Magic Train Puts Kids on Track with Physics of Magnetism. Assembling a simple wooden train and track with cleverly placed magnetic strips lets kids experiment with a train that levitates off the track and zips effortlessly from one end to the other when pushed.
What happens when you add a bit of weight? Put the science question to the test in this fun hands-on science activity and experiment. The allure of a magic trick is something pretty cool to most kids. How to Build a Simple Electromagnetic Train. STEAM Project: Tiny Dancers (A Homopolar Motor) Today we are getting a bit artsy with our science!
Does the idea of making a wire sculpture that “dances” entice you……? Tiny Dancers is the third project in our collaborative series STEAM POWER: Empowering kids to explore the world through creative projects. Today’s topic is HARNESS! Because harnessing refers to making use of resources to produce energy we decided to try making a homopolar motor. A homopolar motor is probably the simplest DIY motor you can make. This post contains affiliate links to products I love and recommend to my readers, plus it keeps this little blog o’mine afloat!
Neodymium magnets are extremely strong and MUST BE KEPT OUT OF REACH OF SMALL CHILDREN! Edwin Sanook (makedo/littleBits elephant): a littleBits Project by littleBits. Step 1.

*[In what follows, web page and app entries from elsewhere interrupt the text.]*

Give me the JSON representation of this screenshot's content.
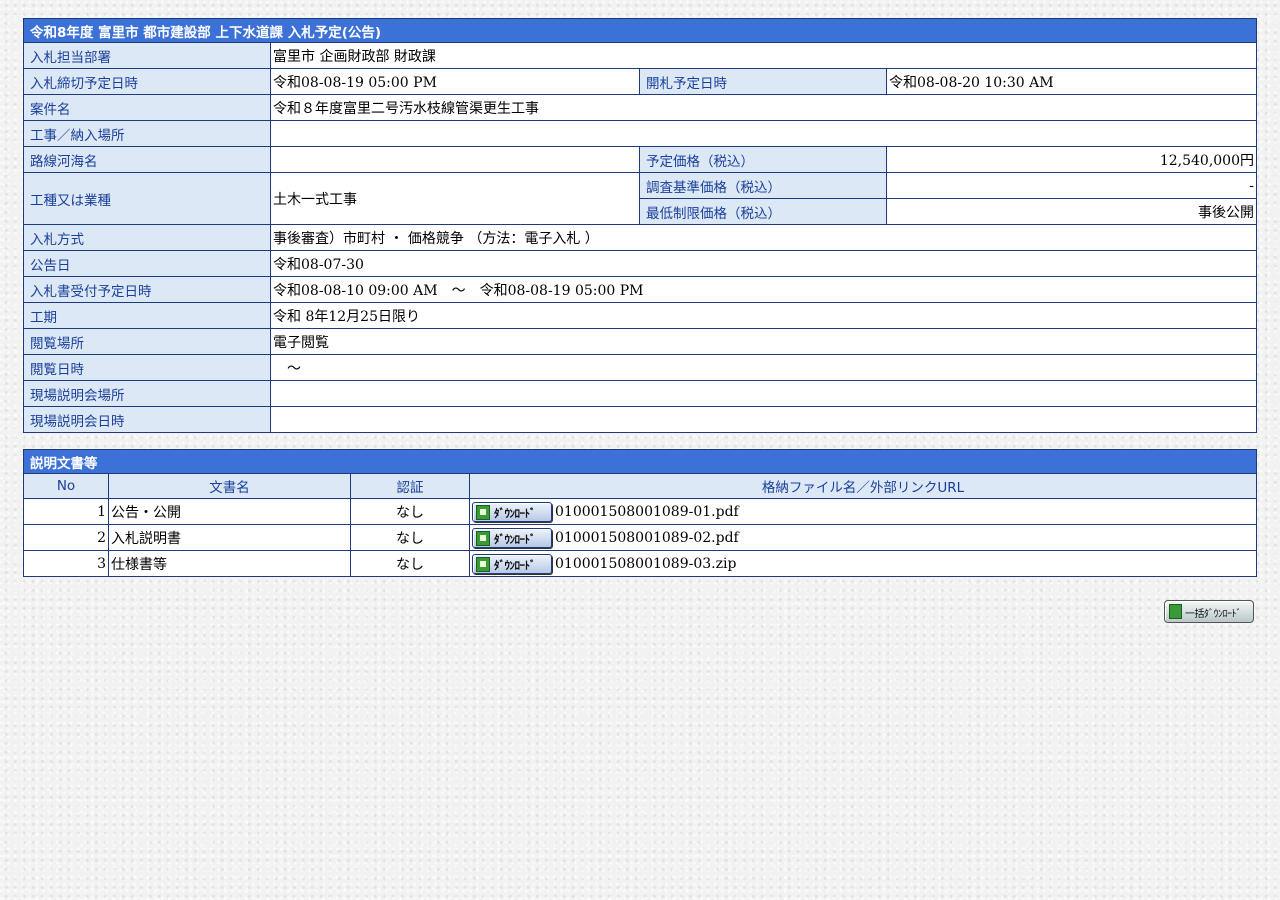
{
  "header": {
    "title": "令和8年度 富里市 都市建設部 上下水道課 入札予定(公告)"
  },
  "info": {
    "dept_label": "入札担当部署",
    "dept_value": "富里市 企画財政部 財政課",
    "deadline_label": "入札締切予定日時",
    "deadline_value": "令和08-08-19 05:00 PM",
    "opening_label": "開札予定日時",
    "opening_value": "令和08-08-20 10:30 AM",
    "project_label": "案件名",
    "project_value": "令和８年度富里二号汚水枝線管渠更生工事",
    "location_label": "工事／納入場所",
    "location_value": "",
    "route_label": "路線河海名",
    "route_value": "",
    "planned_price_label": "予定価格（税込）",
    "planned_price_value": "12,540,000円",
    "category_label": "工種又は業種",
    "category_value": "土木一式工事",
    "survey_price_label": "調査基準価格（税込）",
    "survey_price_value": "-",
    "min_price_label": "最低制限価格（税込）",
    "min_price_value": "事後公開",
    "method_label": "入札方式",
    "method_value": "事後審査）市町村 ・ 価格競争 （方法：電子入札 ）",
    "notice_date_label": "公告日",
    "notice_date_value": "令和08-07-30",
    "accept_label": "入札書受付予定日時",
    "accept_value": "令和08-08-10 09:00 AM　～　令和08-08-19 05:00 PM",
    "period_label": "工期",
    "period_value": "令和 8年12月25日限り",
    "view_place_label": "閲覧場所",
    "view_place_value": "電子閲覧",
    "view_date_label": "閲覧日時",
    "view_date_value": "　～",
    "site_place_label": "現場説明会場所",
    "site_place_value": "",
    "site_date_label": "現場説明会日時",
    "site_date_value": ""
  },
  "docs": {
    "title": "説明文書等",
    "col_no": "No",
    "col_name": "文書名",
    "col_auth": "認証",
    "col_file": "格納ファイル名／外部リンクURL",
    "download_label": "ﾀﾞｳﾝﾛｰﾄﾞ",
    "rows": [
      {
        "no": "1",
        "name": "公告・公開",
        "auth": "なし",
        "file": "010001508001089-01.pdf"
      },
      {
        "no": "2",
        "name": "入札説明書",
        "auth": "なし",
        "file": "010001508001089-02.pdf"
      },
      {
        "no": "3",
        "name": "仕様書等",
        "auth": "なし",
        "file": "010001508001089-03.zip"
      }
    ]
  },
  "bulk": {
    "label": "一括ﾀﾞｳﾝﾛｰﾄﾞ"
  }
}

Based on the instruction sheet inside the makedo Elephant kit, prepare all your materials. Most of the materials can be found in your recycling bins. You will need a shoe box, two paper plates, four plastic cups, two coffee cup lids, one take-out tray, a paper towel tube, and a sheet of cardboard. Although the circuit seems complicated, you'll find it's not too difficult as you start snapping all the pieces together. We know it seems intimidating, but fear not! Step 2. Step 3. Step 4. Step 5. Paper_circuits.pdf.